EXERCISE INSTRUCTIONS
Which lines of the records below contain the word "Término"? Report each of them in full.

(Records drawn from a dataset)
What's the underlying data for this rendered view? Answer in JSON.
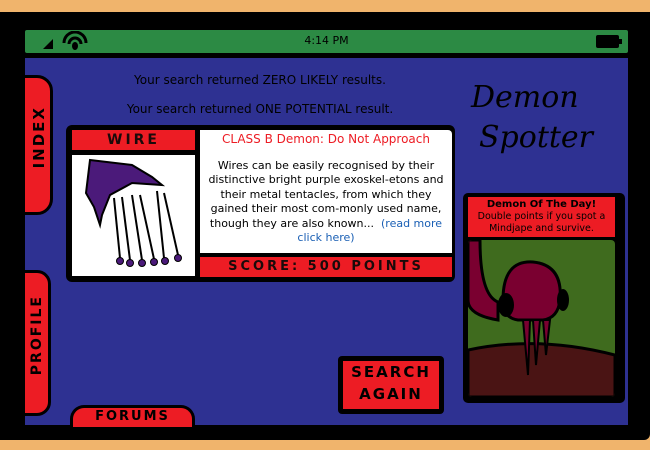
{
  "status_bar": {
    "time": "4:14 PM",
    "icons": [
      "signal-icon",
      "wifi-icon",
      "battery-icon"
    ]
  },
  "results": {
    "likely": "Your search returned ZERO LIKELY results.",
    "potential": "Your search returned ONE POTENTIAL result."
  },
  "logo": {
    "line1": "Demon",
    "line2": "Spotter"
  },
  "nav": {
    "index": "INDEX",
    "profile": "PROFILE",
    "forums": "FORUMS"
  },
  "result_card": {
    "name": "WIRE",
    "class_label": "CLASS B Demon: Do Not Approach",
    "description": "Wires can be easily recognised by their distinctive bright purple exoskel-etons and their metal tentacles, from which they gained their most com-monly used name, though they are also known...",
    "read_more": "(read more click here)",
    "score": "SCORE: 500 POINTS"
  },
  "demon_of_day": {
    "title": "Demon Of The Day!",
    "text": "Double points if you spot a Mindjape and survive."
  },
  "search_again": {
    "line1": "SEARCH",
    "line2": "AGAIN"
  },
  "colors": {
    "background": "#f0b46c",
    "screen": "#2e3192",
    "status": "#2c8a44",
    "accent": "#ed1c24",
    "link": "#1a5fb4"
  }
}
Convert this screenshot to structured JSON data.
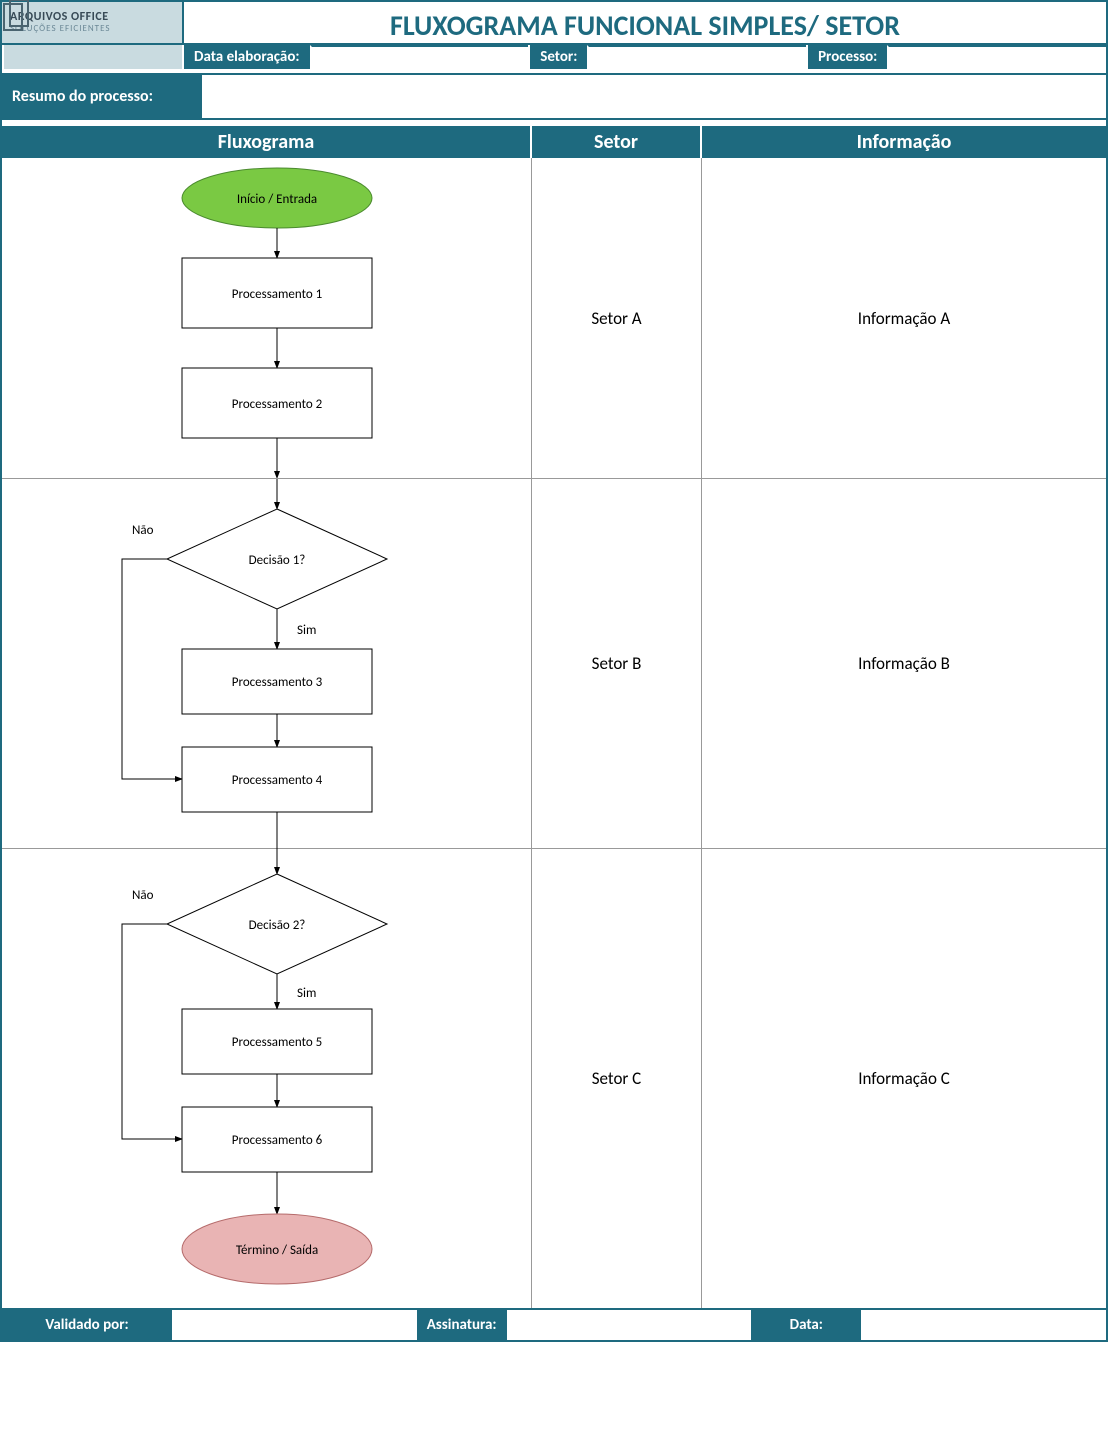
{
  "logo": {
    "line1": "ARQUIVOS OFFICE",
    "line2": "SOLUÇÕES EFICIENTES"
  },
  "title": "FLUXOGRAMA FUNCIONAL SIMPLES/ SETOR",
  "meta": {
    "data_label": "Data elaboração:",
    "data_value": "",
    "setor_label": "Setor:",
    "setor_value": "",
    "processo_label": "Processo:",
    "processo_value": ""
  },
  "resumo": {
    "label": "Resumo do processo:",
    "value": ""
  },
  "columns": {
    "flux": "Fluxograma",
    "setor": "Setor",
    "info": "Informação"
  },
  "lanes": [
    {
      "setor": "Setor A",
      "info": "Informação A"
    },
    {
      "setor": "Setor B",
      "info": "Informação B"
    },
    {
      "setor": "Setor C",
      "info": "Informação C"
    }
  ],
  "shapes": {
    "start": "Início / Entrada",
    "end": "Término / Saída",
    "proc1": "Processamento 1",
    "proc2": "Processamento 2",
    "proc3": "Processamento 3",
    "proc4": "Processamento 4",
    "proc5": "Processamento 5",
    "proc6": "Processamento 6",
    "dec1": "Decisão 1?",
    "dec2": "Decisão 2?",
    "yes": "Sim",
    "no": "Não"
  },
  "footer": {
    "validado_label": "Validado por:",
    "validado_value": "",
    "assinatura_label": "Assinatura:",
    "assinatura_value": "",
    "data_label": "Data:",
    "data_value": ""
  },
  "chart_data": {
    "type": "flowchart",
    "title": "Fluxograma Funcional Simples / Setor",
    "nodes": [
      {
        "id": "start",
        "type": "terminator",
        "label": "Início / Entrada",
        "lane": "Setor A"
      },
      {
        "id": "p1",
        "type": "process",
        "label": "Processamento 1",
        "lane": "Setor A"
      },
      {
        "id": "p2",
        "type": "process",
        "label": "Processamento 2",
        "lane": "Setor A"
      },
      {
        "id": "d1",
        "type": "decision",
        "label": "Decisão 1?",
        "lane": "Setor B"
      },
      {
        "id": "p3",
        "type": "process",
        "label": "Processamento 3",
        "lane": "Setor B"
      },
      {
        "id": "p4",
        "type": "process",
        "label": "Processamento 4",
        "lane": "Setor B"
      },
      {
        "id": "d2",
        "type": "decision",
        "label": "Decisão 2?",
        "lane": "Setor C"
      },
      {
        "id": "p5",
        "type": "process",
        "label": "Processamento 5",
        "lane": "Setor C"
      },
      {
        "id": "p6",
        "type": "process",
        "label": "Processamento 6",
        "lane": "Setor C"
      },
      {
        "id": "end",
        "type": "terminator",
        "label": "Término / Saída",
        "lane": "Setor C"
      }
    ],
    "edges": [
      {
        "from": "start",
        "to": "p1"
      },
      {
        "from": "p1",
        "to": "p2"
      },
      {
        "from": "p2",
        "to": "d1"
      },
      {
        "from": "d1",
        "to": "p3",
        "label": "Sim"
      },
      {
        "from": "d1",
        "to": "p4",
        "label": "Não"
      },
      {
        "from": "p3",
        "to": "p4"
      },
      {
        "from": "p4",
        "to": "d2"
      },
      {
        "from": "d2",
        "to": "p5",
        "label": "Sim"
      },
      {
        "from": "d2",
        "to": "p6",
        "label": "Não"
      },
      {
        "from": "p5",
        "to": "p6"
      },
      {
        "from": "p6",
        "to": "end"
      }
    ],
    "lanes": [
      {
        "name": "Setor A",
        "info": "Informação A"
      },
      {
        "name": "Setor B",
        "info": "Informação B"
      },
      {
        "name": "Setor C",
        "info": "Informação C"
      }
    ]
  }
}
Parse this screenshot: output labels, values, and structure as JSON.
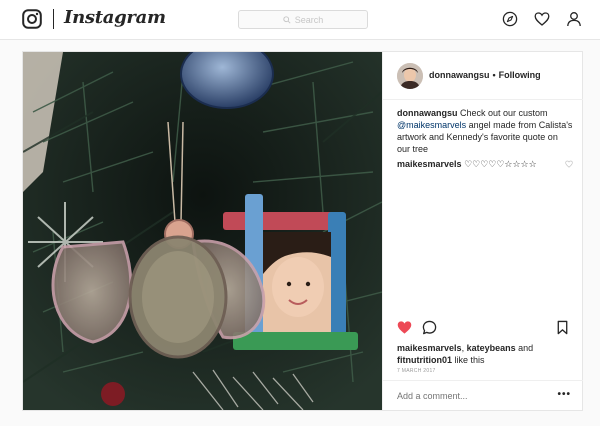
{
  "header": {
    "wordmark": "Instagram",
    "search_placeholder": "Search",
    "icons": [
      "camera-logo-icon",
      "compass-icon",
      "heart-icon",
      "profile-icon"
    ]
  },
  "post": {
    "author": "donnawangsu",
    "separator": "•",
    "follow_status": "Following",
    "caption": {
      "username": "donnawangsu",
      "text_before": " Check out our custom ",
      "mention": "@maikesmarvels",
      "text_after": " angel made from Calista's artwork and Kennedy's favorite quote on our tree"
    },
    "comments": [
      {
        "username": "maikesmarvels",
        "text": " ♡♡♡♡♡☆☆☆☆"
      }
    ],
    "likes": {
      "user1": "maikesmarvels",
      "sep1": ", ",
      "user2": "kateybeans",
      "sep2": " and",
      "user3": "fitnutrition01",
      "suffix": " like this"
    },
    "timestamp": "7 MARCH 2017",
    "add_comment_placeholder": "Add a comment...",
    "more_label": "•••"
  },
  "colors": {
    "like_red": "#ed4956",
    "mention_blue": "#003569",
    "border": "#e6e6e6"
  }
}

RESULT OF THIS TASK
    "end": "Término / Saída",
        "label": "Término / Saída",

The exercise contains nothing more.